Thursday, October 1, 2015

Life as a part of a bigger journey.

      When I can step back and really see this life as a trip, as a small step in a larger path, when I can see each mistake as a lesson rather than something that has “changed my life irreparably”, and each moment as an experience rather than a decision that determines the course of my existence irreversibly; then I can relax more about the past, I am more accepting of the present, and I am less anxious about the future.  I can be philosophical about life.  When life is something to be experienced, rather than something to "get right", when I can take this moment and all moments without the seriousness of feeling each thing I do will be somehow unalterable, I can be more comfortable with making “errors”.  I can also be easier on my kids, because I can see their "errors" too as just experiences, opportunities to learn and grow on a path that is slightly different from what it might have been had they chosen differently, but still a worth while path (perhaps even more so), full of it's own adventures, challenges and discoveries.  It is their own journey to make, whatever that may look like, rather than a contest or a struggle against the forces of life with some who win and some who lose and a lot of people who get lost in the middle.  
       Paramahansa Yogandanda said, "Do not take life's experiences too seriously.  Above all, do not let them hurt you for in reality they are nothing but dream experiences.  If circumstances are bad and you have to bear them, do not make them a part of yourself.  Play your part in life but never forget that it is only a role."
       This is really hard to do.  It is really hard to not take life seriously in every moment.  But the result of taking life so seriously is regrets and anxiety and this constant feeling that we are somehow on the wrong path, we have made choices that have put us on the wrong road, we've taken turns and made mistakes that can't be undone.  Again, the other choice is to see it all as experiences.  In that case every mistake really is just a lesson to be learned; a sea of pebbles each to be picked and held for a time rather than a series of roads, only one of which is right and only one of which will lead each of us to "win" this game called life. 
       I think there are a lot of reasons why we get stuck in the "too serious" win/lose game mentality of life.  For one thing, those on the top would promote that vision, with them as the "winners" and the rest of us as losers.  It benefits them to see everything they have done (or that has been done for them) as worth the win that they claim to have done better than others. It helps them feel superior and on top at some level, and that's a nice feeling to have.
       But this other vision of life, as one of experiences and lessons and a sea of pebbles rather than a series of one-way roads allows us to see that every life is valuable, every life is a "win" of experiences, though some may be more joyful experiences and others may be hard.  It also allows for the option of picking a new pebble each day, and of not being "stuck" on the path one has chosen intentionally or through "mistakes".  I think it opens up the possibility of a life creatively lived, as we see more than just the options of staying on the path we are currently on, but instead see options for walking a different way, a unique way, one that leads to pebbles far on the other shore from the experiences we have come to know.
       I saw this posted as I was writing this essay:

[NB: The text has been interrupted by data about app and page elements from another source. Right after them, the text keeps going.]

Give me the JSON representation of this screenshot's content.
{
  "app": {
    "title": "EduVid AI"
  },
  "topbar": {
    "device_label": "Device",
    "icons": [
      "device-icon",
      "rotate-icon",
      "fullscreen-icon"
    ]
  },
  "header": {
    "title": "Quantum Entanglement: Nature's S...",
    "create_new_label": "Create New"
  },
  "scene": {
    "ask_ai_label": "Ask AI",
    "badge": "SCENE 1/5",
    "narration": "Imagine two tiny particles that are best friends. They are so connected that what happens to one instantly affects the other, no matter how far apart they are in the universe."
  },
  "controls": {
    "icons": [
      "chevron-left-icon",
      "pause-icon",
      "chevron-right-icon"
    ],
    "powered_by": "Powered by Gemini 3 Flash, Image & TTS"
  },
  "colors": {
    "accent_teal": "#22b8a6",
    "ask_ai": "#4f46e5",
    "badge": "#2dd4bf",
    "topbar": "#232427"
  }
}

       When we are able to see life as a series of experiences and lessons, we are more able to take risks.  For some those risks might include choosing a different career path, going back to school, moving across the country, getting to know someone different, forming new connections.  For me, they also include risking caring "too much", being too kind, offering compassion more often.  I can risk being hurt by others because that, too, is just another experience.  I can risk offering care and resources to others because that, too, is just another experience.  It is a chance to interact with others who have picked up different pebbles and to see what their experiences have been, what the pebbles they have chosen have given them, what a different journey might look like. 
      My goal for today is to breath into each moment as its own, to choose each moment for the experience it has to share, and to live each moment without regret or anxiety about the next.  My hope is that you, too, can find peace in each moment for its own sake.